▶

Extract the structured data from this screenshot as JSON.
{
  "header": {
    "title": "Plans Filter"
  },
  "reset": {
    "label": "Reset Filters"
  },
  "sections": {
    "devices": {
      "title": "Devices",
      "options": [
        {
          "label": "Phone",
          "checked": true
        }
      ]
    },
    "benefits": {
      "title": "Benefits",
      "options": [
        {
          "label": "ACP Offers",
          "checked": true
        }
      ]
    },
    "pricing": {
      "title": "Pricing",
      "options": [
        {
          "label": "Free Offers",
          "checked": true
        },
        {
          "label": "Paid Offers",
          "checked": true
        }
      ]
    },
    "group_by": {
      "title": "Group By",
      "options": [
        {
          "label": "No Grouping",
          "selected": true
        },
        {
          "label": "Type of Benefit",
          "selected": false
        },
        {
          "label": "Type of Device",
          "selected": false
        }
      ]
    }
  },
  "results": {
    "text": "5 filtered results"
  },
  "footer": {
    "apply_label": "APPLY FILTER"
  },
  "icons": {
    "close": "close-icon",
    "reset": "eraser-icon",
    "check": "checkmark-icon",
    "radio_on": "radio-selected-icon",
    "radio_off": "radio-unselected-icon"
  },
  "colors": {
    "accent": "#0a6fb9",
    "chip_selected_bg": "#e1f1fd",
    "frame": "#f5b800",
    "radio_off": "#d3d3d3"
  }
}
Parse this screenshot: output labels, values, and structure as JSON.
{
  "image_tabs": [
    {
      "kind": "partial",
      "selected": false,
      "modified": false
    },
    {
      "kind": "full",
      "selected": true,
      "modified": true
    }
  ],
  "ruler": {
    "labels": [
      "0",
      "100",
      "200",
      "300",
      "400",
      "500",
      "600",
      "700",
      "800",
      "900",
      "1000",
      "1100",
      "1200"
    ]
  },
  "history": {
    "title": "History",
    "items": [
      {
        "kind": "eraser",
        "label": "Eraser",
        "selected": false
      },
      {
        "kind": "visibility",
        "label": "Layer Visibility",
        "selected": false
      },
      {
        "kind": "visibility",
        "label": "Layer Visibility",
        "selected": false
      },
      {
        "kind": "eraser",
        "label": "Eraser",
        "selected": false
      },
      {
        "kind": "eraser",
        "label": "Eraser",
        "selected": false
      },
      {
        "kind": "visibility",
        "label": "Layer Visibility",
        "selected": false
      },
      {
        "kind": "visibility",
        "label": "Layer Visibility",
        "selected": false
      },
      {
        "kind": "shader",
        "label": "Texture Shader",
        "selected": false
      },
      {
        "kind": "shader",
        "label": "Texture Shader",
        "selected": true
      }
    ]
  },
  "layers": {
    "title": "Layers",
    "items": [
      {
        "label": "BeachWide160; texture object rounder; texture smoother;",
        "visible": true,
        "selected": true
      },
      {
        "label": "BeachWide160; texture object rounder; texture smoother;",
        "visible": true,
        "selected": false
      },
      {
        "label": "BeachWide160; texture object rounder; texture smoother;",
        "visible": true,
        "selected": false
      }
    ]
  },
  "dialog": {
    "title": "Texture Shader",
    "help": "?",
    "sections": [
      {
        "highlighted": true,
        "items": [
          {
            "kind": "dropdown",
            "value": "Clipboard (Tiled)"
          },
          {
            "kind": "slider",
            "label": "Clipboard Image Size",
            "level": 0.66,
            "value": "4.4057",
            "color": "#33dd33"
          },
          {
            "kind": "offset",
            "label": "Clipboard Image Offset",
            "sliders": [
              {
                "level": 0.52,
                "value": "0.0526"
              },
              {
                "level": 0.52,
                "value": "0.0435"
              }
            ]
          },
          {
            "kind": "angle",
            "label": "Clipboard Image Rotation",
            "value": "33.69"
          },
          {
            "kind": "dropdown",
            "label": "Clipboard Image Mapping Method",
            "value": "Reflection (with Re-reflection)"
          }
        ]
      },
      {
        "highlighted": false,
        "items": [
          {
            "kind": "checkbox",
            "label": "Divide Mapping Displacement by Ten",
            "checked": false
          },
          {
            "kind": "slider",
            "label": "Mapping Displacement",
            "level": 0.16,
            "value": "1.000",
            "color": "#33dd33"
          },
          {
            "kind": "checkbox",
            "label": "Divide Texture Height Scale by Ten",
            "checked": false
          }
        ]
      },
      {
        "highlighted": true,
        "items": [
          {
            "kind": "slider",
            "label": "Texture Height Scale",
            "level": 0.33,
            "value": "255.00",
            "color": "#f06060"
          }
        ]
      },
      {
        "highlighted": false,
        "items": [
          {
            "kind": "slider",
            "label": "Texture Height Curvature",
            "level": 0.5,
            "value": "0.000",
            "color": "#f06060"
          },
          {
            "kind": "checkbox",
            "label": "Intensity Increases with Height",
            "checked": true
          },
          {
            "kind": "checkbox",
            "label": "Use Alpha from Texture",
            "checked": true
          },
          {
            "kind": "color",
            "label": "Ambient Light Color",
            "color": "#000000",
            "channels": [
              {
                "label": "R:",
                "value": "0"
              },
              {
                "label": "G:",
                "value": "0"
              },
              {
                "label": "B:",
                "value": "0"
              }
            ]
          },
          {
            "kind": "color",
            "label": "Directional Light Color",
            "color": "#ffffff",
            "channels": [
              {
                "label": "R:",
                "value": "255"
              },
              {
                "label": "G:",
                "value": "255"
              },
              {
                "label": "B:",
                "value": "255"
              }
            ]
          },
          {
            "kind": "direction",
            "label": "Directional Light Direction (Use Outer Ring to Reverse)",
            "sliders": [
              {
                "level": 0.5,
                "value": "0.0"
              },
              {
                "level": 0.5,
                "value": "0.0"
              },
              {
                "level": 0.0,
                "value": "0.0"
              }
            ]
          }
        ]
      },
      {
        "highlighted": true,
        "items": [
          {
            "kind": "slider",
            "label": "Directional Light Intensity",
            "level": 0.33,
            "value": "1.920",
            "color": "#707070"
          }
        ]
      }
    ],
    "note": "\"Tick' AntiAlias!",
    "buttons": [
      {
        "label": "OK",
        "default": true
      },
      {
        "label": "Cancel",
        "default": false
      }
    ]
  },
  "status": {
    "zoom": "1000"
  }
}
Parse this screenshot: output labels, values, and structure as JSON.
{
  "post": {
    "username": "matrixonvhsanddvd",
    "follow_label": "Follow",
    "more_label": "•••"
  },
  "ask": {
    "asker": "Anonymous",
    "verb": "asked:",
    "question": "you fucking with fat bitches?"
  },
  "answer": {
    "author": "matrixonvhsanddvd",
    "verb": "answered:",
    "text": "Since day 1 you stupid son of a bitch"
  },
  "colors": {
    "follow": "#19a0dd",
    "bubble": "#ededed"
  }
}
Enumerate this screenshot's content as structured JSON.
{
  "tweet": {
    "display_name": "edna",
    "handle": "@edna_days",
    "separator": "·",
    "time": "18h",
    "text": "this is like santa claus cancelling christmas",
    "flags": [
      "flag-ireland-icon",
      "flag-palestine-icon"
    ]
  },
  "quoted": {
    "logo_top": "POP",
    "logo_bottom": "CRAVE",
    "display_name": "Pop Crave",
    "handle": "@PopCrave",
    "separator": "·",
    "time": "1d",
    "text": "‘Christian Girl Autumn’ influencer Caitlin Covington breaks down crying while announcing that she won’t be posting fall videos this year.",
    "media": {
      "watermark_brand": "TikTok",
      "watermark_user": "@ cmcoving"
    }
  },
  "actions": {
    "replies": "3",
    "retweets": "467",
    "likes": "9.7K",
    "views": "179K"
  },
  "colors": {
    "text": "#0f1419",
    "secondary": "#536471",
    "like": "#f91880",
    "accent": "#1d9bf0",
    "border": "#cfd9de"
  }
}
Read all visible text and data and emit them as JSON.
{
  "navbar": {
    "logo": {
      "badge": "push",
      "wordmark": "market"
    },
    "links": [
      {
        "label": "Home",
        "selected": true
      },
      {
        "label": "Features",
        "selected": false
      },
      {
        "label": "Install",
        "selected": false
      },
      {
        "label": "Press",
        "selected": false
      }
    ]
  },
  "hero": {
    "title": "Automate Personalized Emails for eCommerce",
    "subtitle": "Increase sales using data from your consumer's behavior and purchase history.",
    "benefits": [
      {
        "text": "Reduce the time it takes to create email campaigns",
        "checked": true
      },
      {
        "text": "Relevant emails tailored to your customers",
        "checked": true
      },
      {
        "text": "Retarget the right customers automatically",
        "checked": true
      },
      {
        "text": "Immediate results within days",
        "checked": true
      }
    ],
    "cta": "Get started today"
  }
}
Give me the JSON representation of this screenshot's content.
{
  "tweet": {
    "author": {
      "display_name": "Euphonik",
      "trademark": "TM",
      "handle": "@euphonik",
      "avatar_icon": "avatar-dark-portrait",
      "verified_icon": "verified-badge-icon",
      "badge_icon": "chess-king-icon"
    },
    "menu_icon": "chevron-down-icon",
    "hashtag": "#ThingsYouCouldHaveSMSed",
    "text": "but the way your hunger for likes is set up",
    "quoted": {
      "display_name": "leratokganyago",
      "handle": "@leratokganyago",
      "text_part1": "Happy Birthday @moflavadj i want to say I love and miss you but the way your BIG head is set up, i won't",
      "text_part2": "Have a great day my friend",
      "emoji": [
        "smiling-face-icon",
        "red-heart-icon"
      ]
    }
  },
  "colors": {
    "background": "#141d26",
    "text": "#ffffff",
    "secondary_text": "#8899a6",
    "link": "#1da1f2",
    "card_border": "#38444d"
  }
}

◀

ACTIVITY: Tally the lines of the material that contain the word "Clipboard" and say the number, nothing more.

RESULT FOR THIS TASK: 5